I thought I had a handle on some of what defined Russian culture before my time abroad in St. Petersburg, yet a few weeks into my trip I realized I knew far more and far less than I’d guessed.
You can study the individual pieces that make up a culture at your home university- its language, history, religion or art. You might obtain a holistic understanding of, for example, the history of the Finnish people, and apply this knowledge to swaths of life in Finland. However, this familiarity can only be one piece of a larger puzzle.
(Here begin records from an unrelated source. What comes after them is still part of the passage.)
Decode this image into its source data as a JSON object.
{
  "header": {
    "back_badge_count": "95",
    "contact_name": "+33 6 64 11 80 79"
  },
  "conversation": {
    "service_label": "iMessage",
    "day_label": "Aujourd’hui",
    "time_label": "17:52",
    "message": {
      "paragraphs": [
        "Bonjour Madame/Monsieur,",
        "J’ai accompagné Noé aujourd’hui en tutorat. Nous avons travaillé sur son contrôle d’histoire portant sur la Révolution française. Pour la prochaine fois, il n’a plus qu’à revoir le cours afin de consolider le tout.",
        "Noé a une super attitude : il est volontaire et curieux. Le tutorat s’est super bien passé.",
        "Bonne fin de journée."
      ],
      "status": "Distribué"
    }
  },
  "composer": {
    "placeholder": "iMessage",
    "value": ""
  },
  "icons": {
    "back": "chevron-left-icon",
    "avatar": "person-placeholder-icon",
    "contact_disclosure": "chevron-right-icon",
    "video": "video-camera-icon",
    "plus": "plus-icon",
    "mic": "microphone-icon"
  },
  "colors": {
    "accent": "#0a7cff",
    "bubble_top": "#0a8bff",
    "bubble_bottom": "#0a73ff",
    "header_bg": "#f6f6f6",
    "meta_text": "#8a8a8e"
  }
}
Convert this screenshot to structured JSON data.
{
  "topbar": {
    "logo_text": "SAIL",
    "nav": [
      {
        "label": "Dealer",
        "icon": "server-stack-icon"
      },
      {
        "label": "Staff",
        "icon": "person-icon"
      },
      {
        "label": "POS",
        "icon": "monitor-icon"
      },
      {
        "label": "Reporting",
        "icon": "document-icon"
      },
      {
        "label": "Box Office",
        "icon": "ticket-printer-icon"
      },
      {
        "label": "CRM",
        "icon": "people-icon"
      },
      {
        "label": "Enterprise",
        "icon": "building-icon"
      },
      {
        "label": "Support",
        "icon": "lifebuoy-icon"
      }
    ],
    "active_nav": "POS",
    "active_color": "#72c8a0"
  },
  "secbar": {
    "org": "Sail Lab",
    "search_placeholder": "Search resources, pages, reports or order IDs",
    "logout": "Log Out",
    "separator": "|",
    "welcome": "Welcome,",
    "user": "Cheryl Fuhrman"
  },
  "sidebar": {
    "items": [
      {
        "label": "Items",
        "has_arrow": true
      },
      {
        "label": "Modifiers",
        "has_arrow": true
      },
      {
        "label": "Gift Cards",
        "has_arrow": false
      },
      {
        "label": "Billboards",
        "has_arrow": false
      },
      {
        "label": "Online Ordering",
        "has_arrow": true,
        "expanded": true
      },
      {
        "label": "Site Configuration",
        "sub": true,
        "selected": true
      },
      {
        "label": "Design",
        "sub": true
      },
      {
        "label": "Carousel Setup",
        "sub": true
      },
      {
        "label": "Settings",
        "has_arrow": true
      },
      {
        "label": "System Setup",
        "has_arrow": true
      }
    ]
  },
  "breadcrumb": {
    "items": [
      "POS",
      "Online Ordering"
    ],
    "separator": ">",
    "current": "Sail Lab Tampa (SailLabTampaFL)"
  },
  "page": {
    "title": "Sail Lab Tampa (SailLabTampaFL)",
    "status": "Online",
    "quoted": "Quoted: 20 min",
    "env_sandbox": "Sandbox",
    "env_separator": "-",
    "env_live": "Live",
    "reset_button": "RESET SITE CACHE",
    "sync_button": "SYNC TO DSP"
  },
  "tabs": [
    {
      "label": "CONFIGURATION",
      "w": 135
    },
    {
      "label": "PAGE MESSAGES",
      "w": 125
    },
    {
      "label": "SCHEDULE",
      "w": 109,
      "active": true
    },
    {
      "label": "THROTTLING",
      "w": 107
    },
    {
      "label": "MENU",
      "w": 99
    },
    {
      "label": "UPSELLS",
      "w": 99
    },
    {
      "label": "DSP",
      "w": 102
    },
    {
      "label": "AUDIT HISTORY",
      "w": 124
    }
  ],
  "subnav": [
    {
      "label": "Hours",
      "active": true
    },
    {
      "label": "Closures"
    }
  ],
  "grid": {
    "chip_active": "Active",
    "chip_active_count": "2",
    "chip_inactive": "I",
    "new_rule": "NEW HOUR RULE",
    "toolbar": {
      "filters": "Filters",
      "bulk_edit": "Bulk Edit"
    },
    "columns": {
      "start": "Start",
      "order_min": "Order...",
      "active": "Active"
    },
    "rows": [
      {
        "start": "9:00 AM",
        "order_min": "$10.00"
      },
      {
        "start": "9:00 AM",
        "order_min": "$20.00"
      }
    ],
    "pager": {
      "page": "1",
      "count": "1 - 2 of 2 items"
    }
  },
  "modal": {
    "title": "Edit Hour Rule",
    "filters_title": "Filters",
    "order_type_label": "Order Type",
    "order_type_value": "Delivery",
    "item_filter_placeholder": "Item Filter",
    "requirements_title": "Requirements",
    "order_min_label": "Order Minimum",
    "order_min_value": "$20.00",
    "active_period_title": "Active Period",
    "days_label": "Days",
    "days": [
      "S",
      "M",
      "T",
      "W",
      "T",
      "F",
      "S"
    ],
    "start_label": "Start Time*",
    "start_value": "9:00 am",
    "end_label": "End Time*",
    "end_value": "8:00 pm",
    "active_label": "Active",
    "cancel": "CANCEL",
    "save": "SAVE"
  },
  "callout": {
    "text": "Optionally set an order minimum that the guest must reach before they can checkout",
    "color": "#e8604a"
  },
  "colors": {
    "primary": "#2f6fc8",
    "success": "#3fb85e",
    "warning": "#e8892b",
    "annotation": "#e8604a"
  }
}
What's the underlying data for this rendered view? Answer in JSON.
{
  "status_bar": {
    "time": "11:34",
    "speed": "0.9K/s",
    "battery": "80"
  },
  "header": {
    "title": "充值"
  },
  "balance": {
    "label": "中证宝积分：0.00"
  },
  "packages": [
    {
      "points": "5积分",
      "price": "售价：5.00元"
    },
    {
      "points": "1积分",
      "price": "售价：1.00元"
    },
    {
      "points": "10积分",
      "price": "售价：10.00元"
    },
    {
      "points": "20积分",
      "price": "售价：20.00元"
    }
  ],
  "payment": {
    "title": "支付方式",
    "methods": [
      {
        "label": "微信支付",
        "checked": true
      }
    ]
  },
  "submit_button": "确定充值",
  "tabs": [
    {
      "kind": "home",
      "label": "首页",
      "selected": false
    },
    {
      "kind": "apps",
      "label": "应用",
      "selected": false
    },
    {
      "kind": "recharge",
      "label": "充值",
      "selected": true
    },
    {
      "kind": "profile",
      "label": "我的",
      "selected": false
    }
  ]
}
I had read all Russian literature that I could get my hands on for years, worked at unlocking the Russian language since high school, and held a fascination with all eras of Russian history since I can remember. Yet, now finally the experiencing and participating in Russian life for the first time, I’m astounded by just how much takes me by surprise. At first, and still at time, I’m taken aback by how familiar certain oddities are, simple… but largely, I’m amazed that for all the familiarity I find, the entire experience is absolutely and definitely “foreign.”
It’s when this familiarity and foreignness coalesce that the core of the experience that is studying abroad comes forth. Customs on public transportation, the small details of family relationships or perhaps the style and function of advertisements may be uncomfortable or unrecognizable at first, but slowly they piece themselves together with bits of information learned previously or picked up along the way until everything simply starts to makes sense.
A culture cannot easily be defined by one of its aspects, nor can its aspects be easily fit together in the abstract. Living and breathing a culture every day, being flooded by its language, eating its food, speaking to its people and seeing its world allows ties to naturally grow and your city or country to feel not just like a place, but its own cultural ecosystem, and for some, a home.
Only a week into my time abroad I realized how natural every new quirk seemed. They weren’t exotic, off-putting or unexpected, but seemed they’d only be strange if they weren’t there. The nature of morning tea with a home-stay family, the brevity or curtness of phone conversations or the sudden hard-and-fast friendships formed didn’t feel like anything new, but something that should have been there from the moment we touched down in Petersburg.